__Work instruction__
Which lines have the string "terceiros"? Copy all of them from the entries below.
(Supplied material Opens)
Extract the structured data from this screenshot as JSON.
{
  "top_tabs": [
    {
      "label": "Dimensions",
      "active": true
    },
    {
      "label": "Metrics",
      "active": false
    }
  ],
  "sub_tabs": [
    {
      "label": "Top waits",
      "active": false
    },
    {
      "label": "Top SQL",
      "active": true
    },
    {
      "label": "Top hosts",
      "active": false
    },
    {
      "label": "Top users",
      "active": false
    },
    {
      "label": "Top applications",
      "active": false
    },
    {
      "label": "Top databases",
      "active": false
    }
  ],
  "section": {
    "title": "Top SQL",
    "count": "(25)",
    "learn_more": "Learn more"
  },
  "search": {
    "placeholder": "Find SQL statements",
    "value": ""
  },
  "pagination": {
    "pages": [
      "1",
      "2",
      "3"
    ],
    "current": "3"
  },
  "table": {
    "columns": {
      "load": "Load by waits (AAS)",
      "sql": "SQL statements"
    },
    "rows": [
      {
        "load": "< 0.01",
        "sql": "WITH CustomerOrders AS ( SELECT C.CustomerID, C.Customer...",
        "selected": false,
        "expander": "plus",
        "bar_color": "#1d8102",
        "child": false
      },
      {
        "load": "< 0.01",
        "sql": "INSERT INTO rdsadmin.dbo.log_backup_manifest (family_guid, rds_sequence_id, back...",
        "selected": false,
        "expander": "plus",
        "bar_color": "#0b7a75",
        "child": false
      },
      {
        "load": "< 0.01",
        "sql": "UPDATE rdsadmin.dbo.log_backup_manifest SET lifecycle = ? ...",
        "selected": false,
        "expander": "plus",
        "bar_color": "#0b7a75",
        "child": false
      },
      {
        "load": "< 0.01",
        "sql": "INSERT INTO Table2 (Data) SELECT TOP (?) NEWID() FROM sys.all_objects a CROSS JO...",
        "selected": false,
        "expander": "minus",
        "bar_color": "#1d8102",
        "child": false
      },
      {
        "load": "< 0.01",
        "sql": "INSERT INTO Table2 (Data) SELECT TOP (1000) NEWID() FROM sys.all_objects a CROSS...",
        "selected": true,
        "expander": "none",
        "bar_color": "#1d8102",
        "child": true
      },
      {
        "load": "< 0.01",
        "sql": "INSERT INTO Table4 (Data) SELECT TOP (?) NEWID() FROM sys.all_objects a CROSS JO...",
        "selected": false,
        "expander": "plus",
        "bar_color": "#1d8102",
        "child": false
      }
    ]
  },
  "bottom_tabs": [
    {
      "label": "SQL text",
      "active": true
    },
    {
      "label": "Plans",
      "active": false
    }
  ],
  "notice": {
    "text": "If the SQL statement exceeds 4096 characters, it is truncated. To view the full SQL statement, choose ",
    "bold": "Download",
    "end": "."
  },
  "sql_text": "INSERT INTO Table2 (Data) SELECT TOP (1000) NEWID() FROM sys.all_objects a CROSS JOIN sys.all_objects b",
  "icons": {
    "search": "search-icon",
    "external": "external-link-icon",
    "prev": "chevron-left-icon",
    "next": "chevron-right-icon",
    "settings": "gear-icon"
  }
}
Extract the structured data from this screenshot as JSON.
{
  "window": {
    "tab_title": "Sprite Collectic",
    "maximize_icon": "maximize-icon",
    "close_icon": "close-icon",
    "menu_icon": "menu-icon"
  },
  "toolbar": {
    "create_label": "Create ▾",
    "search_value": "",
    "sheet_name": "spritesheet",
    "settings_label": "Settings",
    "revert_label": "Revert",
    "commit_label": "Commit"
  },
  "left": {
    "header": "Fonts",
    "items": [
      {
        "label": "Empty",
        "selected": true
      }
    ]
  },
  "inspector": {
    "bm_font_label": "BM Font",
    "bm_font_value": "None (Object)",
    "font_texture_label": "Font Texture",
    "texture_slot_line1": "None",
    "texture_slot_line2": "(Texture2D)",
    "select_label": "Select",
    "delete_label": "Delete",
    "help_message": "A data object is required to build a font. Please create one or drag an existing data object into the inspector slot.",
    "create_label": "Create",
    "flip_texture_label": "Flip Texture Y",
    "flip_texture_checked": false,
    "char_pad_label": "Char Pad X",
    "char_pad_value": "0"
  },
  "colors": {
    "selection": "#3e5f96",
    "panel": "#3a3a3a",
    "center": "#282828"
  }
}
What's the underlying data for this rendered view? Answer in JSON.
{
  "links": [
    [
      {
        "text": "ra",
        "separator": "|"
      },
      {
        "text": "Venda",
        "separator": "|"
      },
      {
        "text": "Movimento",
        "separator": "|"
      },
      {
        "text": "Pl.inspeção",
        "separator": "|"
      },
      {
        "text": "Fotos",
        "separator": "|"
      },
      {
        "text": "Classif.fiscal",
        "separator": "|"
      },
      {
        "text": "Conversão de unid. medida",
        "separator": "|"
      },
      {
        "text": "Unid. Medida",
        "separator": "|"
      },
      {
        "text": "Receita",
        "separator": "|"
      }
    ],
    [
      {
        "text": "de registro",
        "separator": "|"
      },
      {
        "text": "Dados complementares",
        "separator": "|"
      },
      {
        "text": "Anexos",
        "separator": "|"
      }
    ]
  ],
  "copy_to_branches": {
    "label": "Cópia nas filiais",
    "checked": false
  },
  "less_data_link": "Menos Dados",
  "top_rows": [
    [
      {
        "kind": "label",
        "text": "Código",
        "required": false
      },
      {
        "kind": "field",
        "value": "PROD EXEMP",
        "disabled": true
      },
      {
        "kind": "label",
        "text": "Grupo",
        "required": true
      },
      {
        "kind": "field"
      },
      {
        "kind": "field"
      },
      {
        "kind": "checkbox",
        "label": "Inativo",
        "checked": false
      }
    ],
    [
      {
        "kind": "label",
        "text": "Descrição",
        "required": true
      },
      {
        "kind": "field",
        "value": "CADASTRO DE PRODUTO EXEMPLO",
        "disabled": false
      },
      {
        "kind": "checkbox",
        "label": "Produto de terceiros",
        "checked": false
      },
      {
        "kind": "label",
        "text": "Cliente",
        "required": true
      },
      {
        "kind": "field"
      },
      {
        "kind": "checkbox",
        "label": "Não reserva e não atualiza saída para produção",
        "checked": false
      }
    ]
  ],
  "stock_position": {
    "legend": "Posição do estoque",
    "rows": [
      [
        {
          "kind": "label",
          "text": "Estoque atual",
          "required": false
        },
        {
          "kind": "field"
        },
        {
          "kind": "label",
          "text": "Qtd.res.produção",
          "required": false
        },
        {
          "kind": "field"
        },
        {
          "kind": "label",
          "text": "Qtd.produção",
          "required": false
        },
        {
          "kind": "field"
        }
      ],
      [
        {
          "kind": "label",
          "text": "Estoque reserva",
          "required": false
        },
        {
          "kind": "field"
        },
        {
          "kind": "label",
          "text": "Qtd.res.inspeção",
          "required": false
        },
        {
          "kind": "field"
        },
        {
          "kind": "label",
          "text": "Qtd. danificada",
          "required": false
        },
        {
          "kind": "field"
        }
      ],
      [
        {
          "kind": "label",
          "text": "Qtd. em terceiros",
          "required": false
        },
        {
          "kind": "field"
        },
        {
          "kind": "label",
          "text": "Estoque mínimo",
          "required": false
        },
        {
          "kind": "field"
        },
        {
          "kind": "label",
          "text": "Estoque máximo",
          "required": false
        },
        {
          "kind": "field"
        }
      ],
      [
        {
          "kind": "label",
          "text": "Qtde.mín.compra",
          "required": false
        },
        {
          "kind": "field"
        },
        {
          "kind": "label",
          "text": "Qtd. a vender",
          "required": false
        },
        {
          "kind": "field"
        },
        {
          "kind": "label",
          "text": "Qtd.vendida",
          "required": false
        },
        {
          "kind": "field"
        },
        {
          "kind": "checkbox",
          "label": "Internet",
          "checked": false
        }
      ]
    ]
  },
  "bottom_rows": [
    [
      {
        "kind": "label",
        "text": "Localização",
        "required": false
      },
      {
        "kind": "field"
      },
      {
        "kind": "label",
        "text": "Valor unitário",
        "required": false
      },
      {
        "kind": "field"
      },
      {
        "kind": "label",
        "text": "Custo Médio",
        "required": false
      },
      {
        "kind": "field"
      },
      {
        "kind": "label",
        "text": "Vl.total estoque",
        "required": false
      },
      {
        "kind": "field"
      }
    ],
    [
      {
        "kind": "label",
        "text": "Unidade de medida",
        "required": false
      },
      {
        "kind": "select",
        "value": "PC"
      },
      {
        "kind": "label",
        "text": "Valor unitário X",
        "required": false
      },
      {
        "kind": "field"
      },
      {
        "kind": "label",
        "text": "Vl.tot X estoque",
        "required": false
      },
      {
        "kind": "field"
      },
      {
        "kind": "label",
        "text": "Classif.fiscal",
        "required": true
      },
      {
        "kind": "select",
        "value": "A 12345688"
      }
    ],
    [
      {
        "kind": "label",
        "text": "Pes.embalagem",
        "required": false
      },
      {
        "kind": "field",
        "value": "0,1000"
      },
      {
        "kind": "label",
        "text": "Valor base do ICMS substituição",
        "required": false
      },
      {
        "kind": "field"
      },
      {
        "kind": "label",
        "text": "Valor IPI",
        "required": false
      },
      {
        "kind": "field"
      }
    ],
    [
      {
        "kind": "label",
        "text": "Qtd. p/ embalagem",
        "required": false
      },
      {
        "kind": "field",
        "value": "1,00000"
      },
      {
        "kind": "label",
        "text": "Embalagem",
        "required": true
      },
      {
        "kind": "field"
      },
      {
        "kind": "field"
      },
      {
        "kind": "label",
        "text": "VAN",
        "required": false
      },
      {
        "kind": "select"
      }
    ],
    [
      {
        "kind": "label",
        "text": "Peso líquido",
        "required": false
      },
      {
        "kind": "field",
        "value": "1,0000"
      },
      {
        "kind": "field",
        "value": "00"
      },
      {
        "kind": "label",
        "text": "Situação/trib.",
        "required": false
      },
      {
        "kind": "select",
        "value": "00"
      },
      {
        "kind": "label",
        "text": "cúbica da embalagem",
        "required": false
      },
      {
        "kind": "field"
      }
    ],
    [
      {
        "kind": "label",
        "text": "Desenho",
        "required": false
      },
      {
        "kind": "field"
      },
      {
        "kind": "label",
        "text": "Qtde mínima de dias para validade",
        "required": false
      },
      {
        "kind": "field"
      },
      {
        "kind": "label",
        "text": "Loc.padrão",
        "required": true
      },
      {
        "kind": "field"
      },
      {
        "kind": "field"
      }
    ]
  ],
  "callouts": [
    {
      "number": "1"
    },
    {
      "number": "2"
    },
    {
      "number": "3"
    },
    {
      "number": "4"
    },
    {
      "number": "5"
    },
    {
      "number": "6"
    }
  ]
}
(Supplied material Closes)
__Exercise output__
        "label": "Produto de terceiros",
          "text": "Qtd. em terceiros",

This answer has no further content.